TASK DATA: Begin

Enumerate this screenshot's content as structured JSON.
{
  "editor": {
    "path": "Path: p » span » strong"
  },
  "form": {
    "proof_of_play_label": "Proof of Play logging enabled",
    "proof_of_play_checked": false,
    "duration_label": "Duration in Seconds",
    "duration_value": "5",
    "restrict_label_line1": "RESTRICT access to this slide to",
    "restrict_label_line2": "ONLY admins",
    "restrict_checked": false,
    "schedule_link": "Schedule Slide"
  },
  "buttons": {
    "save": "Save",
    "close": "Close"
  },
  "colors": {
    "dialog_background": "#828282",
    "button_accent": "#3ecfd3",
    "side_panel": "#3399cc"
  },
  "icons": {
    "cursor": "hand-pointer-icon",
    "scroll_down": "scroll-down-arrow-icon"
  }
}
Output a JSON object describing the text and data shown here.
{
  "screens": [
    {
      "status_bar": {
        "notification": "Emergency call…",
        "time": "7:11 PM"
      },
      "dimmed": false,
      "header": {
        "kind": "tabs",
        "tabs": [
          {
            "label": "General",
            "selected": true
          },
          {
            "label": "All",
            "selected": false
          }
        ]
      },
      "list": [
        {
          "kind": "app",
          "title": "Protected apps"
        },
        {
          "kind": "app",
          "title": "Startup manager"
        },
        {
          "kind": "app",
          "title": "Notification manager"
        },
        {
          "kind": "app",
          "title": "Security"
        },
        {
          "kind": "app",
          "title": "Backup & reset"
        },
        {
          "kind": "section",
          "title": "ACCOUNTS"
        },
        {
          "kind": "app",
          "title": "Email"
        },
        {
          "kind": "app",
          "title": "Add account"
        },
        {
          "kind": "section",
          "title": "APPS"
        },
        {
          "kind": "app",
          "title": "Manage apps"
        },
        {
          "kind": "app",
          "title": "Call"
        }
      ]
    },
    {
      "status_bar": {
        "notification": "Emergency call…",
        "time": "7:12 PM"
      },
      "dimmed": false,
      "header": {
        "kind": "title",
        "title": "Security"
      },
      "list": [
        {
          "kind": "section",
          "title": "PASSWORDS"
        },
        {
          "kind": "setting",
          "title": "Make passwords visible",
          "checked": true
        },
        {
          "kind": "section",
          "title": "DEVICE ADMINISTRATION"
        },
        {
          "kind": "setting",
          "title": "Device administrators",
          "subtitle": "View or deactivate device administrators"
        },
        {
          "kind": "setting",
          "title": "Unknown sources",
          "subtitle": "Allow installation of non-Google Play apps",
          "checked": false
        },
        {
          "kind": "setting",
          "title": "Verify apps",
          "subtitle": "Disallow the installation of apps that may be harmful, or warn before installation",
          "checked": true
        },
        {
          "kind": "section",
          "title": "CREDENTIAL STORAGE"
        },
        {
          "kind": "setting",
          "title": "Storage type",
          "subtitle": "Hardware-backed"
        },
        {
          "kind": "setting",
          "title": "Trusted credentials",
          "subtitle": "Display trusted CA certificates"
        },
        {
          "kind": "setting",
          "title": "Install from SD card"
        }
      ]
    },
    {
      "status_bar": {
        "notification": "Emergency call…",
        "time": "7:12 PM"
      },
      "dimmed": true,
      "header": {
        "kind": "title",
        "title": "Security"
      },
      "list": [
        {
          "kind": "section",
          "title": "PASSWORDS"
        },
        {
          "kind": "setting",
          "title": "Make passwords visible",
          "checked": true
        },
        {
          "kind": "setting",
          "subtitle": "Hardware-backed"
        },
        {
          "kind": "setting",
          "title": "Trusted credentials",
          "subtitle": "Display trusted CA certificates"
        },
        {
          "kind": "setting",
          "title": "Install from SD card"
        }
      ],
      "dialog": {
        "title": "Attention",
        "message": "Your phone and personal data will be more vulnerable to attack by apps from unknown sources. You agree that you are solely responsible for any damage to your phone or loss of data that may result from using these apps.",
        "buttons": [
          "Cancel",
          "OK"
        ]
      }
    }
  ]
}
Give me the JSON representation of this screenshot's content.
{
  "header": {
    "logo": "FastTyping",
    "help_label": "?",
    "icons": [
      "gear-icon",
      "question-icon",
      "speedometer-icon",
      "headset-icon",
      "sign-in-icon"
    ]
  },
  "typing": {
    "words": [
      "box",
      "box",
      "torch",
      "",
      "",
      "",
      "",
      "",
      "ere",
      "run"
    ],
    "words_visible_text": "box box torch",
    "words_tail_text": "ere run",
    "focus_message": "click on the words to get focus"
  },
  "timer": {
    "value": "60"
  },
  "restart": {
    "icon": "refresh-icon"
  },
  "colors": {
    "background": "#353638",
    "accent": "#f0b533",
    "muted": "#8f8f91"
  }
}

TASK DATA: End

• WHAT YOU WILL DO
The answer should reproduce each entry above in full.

• RESULT
Enumerate this screenshot's content as structured JSON.
{
  "editor": {
    "path": "Path: p » span » strong"
  },
  "form": {
    "proof_of_play_label": "Proof of Play logging enabled",
    "proof_of_play_checked": false,
    "duration_label": "Duration in Seconds",
    "duration_value": "5",
    "restrict_label_line1": "RESTRICT access to this slide to",
    "restrict_label_line2": "ONLY admins",
    "restrict_checked": false,
    "schedule_link": "Schedule Slide"
  },
  "buttons": {
    "save": "Save",
    "close": "Close"
  },
  "colors": {
    "dialog_background": "#828282",
    "button_accent": "#3ecfd3",
    "side_panel": "#3399cc"
  },
  "icons": {
    "cursor": "hand-pointer-icon",
    "scroll_down": "scroll-down-arrow-icon"
  }
}
Output a JSON object describing the text and data shown here.
{
  "screens": [
    {
      "status_bar": {
        "notification": "Emergency call…",
        "time": "7:11 PM"
      },
      "dimmed": false,
      "header": {
        "kind": "tabs",
        "tabs": [
          {
            "label": "General",
            "selected": true
          },
          {
            "label": "All",
            "selected": false
          }
        ]
      },
      "list": [
        {
          "kind": "app",
          "title": "Protected apps"
        },
        {
          "kind": "app",
          "title": "Startup manager"
        },
        {
          "kind": "app",
          "title": "Notification manager"
        },
        {
          "kind": "app",
          "title": "Security"
        },
        {
          "kind": "app",
          "title": "Backup & reset"
        },
        {
          "kind": "section",
          "title": "ACCOUNTS"
        },
        {
          "kind": "app",
          "title": "Email"
        },
        {
          "kind": "app",
          "title": "Add account"
        },
        {
          "kind": "section",
          "title": "APPS"
        },
        {
          "kind": "app",
          "title": "Manage apps"
        },
        {
          "kind": "app",
          "title": "Call"
        }
      ]
    },
    {
      "status_bar": {
        "notification": "Emergency call…",
        "time": "7:12 PM"
      },
      "dimmed": false,
      "header": {
        "kind": "title",
        "title": "Security"
      },
      "list": [
        {
          "kind": "section",
          "title": "PASSWORDS"
        },
        {
          "kind": "setting",
          "title": "Make passwords visible",
          "checked": true
        },
        {
          "kind": "section",
          "title": "DEVICE ADMINISTRATION"
        },
        {
          "kind": "setting",
          "title": "Device administrators",
          "subtitle": "View or deactivate device administrators"
        },
        {
          "kind": "setting",
          "title": "Unknown sources",
          "subtitle": "Allow installation of non-Google Play apps",
          "checked": false
        },
        {
          "kind": "setting",
          "title": "Verify apps",
          "subtitle": "Disallow the installation of apps that may be harmful, or warn before installation",
          "checked": true
        },
        {
          "kind": "section",
          "title": "CREDENTIAL STORAGE"
        },
        {
          "kind": "setting",
          "title": "Storage type",
          "subtitle": "Hardware-backed"
        },
        {
          "kind": "setting",
          "title": "Trusted credentials",
          "subtitle": "Display trusted CA certificates"
        },
        {
          "kind": "setting",
          "title": "Install from SD card"
        }
      ]
    },
    {
      "status_bar": {
        "notification": "Emergency call…",
        "time": "7:12 PM"
      },
      "dimmed": true,
      "header": {
        "kind": "title",
        "title": "Security"
      },
      "list": [
        {
          "kind": "section",
          "title": "PASSWORDS"
        },
        {
          "kind": "setting",
          "title": "Make passwords visible",
          "checked": true
        },
        {
          "kind": "setting",
          "subtitle": "Hardware-backed"
        },
        {
          "kind": "setting",
          "title": "Trusted credentials",
          "subtitle": "Display trusted CA certificates"
        },
        {
          "kind": "setting",
          "title": "Install from SD card"
        }
      ],
      "dialog": {
        "title": "Attention",
        "message": "Your phone and personal data will be more vulnerable to attack by apps from unknown sources. You agree that you are solely responsible for any damage to your phone or loss of data that may result from using these apps.",
        "buttons": [
          "Cancel",
          "OK"
        ]
      }
    }
  ]
}
Give me the JSON representation of this screenshot's content.
{
  "header": {
    "logo": "FastTyping",
    "help_label": "?",
    "icons": [
      "gear-icon",
      "question-icon",
      "speedometer-icon",
      "headset-icon",
      "sign-in-icon"
    ]
  },
  "typing": {
    "words": [
      "box",
      "box",
      "torch",
      "",
      "",
      "",
      "",
      "",
      "ere",
      "run"
    ],
    "words_visible_text": "box box torch",
    "words_tail_text": "ere run",
    "focus_message": "click on the words to get focus"
  },
  "timer": {
    "value": "60"
  },
  "restart": {
    "icon": "refresh-icon"
  },
  "colors": {
    "background": "#353638",
    "accent": "#f0b533",
    "muted": "#8f8f91"
  }
}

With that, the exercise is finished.